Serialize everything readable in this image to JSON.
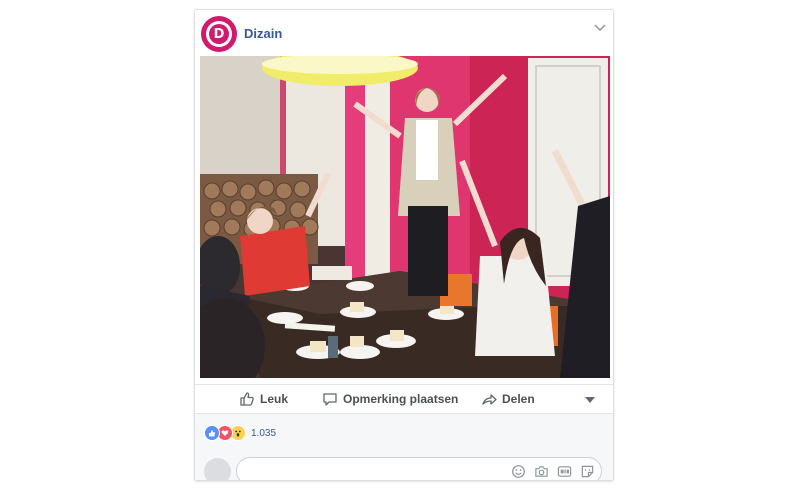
{
  "post": {
    "page_name": "Dizain",
    "logo_letter": "D",
    "photo_alt": ""
  },
  "actions": {
    "like": "Leuk",
    "comment": "Opmerking plaatsen",
    "share": "Delen"
  },
  "reactions": {
    "count": "1.035",
    "types": [
      "like-icon",
      "love-icon",
      "wow-icon"
    ]
  },
  "comment": {
    "value": "",
    "placeholder": ""
  },
  "colors": {
    "brand": "#d1196d",
    "link": "#365899",
    "action_text": "#4b4f56",
    "like": "#5890ff",
    "love": "#f25268",
    "wow": "#fcd050"
  }
}
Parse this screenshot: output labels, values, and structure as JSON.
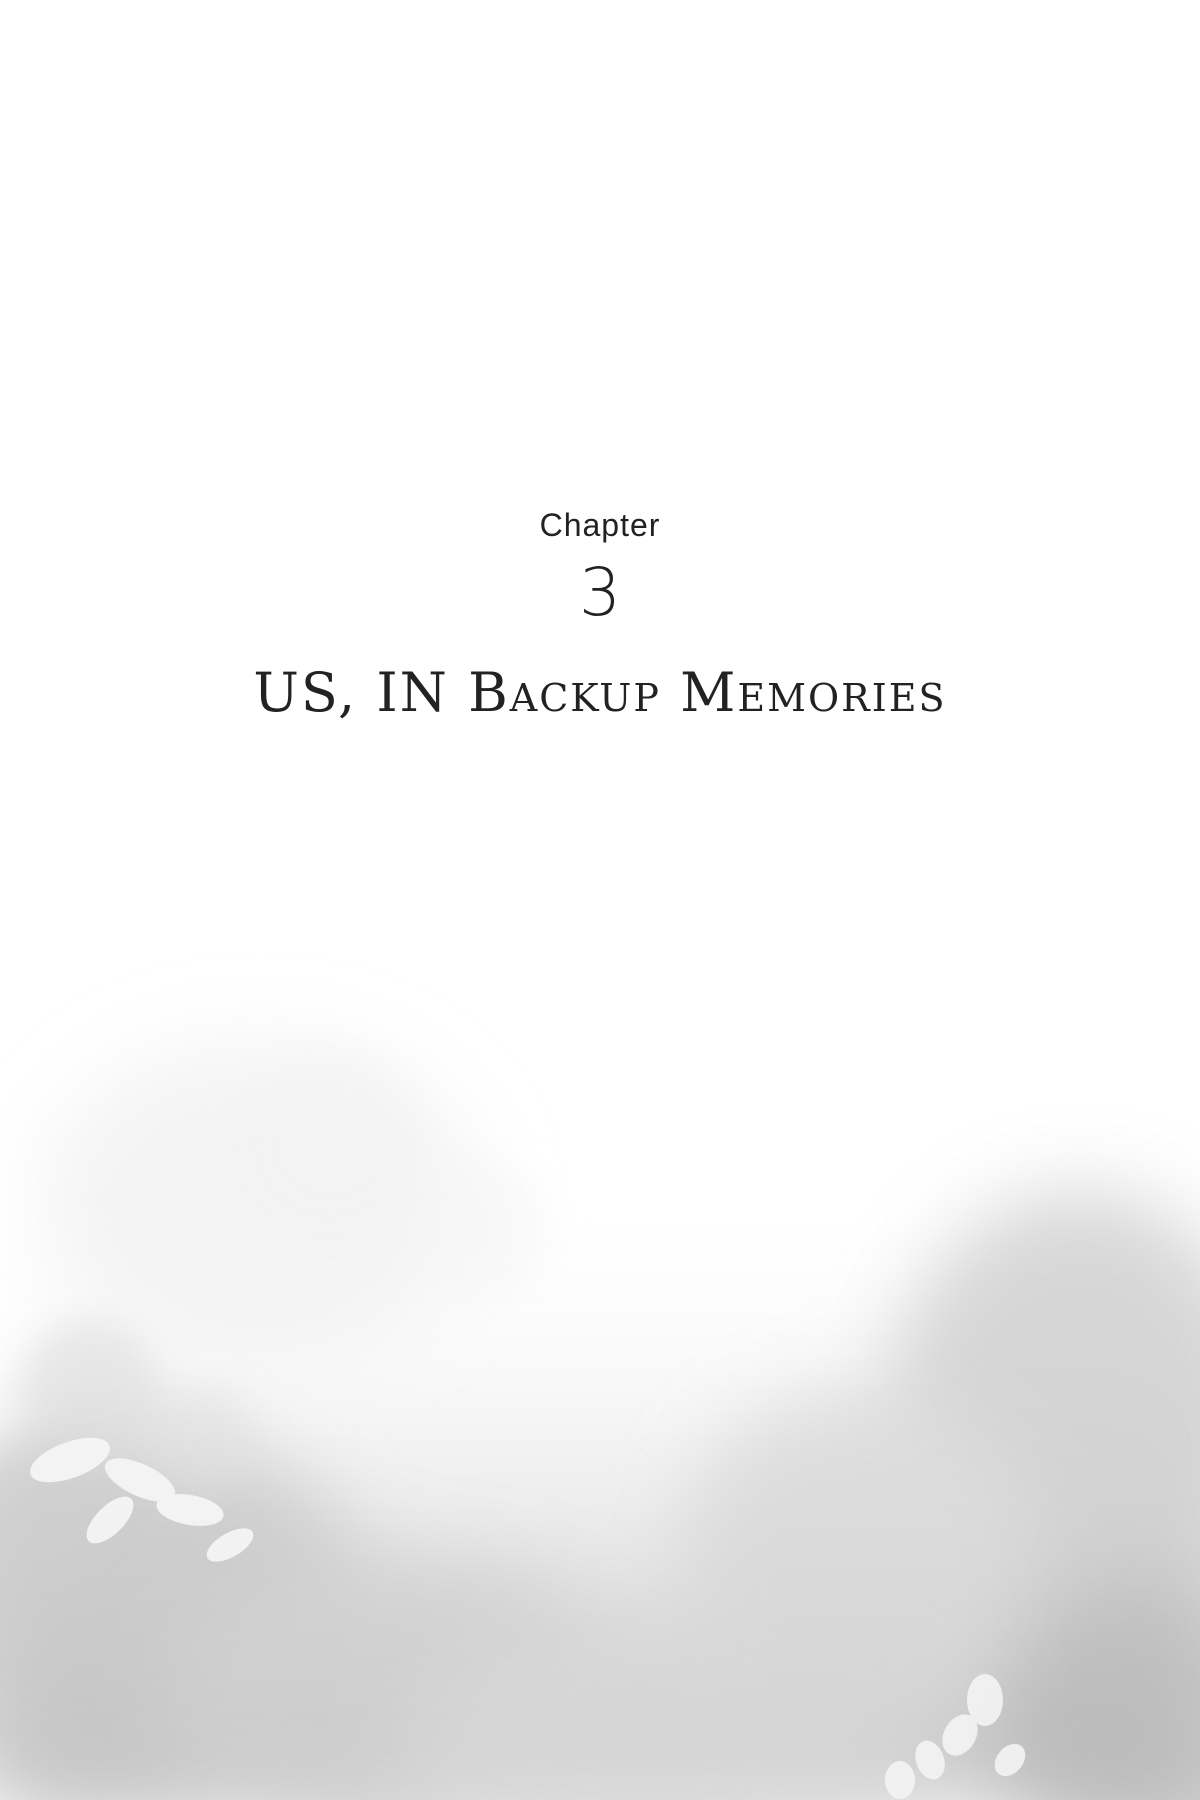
{
  "chapter": {
    "label": "Chapter",
    "number": "3",
    "title": "US, IN Backup Memories"
  },
  "colors": {
    "background": "#ffffff",
    "text": "#222222",
    "art_light": "#eeeeee",
    "art_mid": "#d2d2d2",
    "art_dark": "#b8b8b8"
  }
}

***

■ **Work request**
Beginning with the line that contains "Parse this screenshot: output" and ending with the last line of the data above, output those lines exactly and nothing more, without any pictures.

■ **Response**
Parse this screenshot: output labels, values, and structure as JSON.
{
  "chapter": {
    "label": "Chapter",
    "number": "3",
    "title": "US, IN Backup Memories"
  },
  "colors": {
    "background": "#ffffff",
    "text": "#222222",
    "art_light": "#eeeeee",
    "art_mid": "#d2d2d2",
    "art_dark": "#b8b8b8"
  }
}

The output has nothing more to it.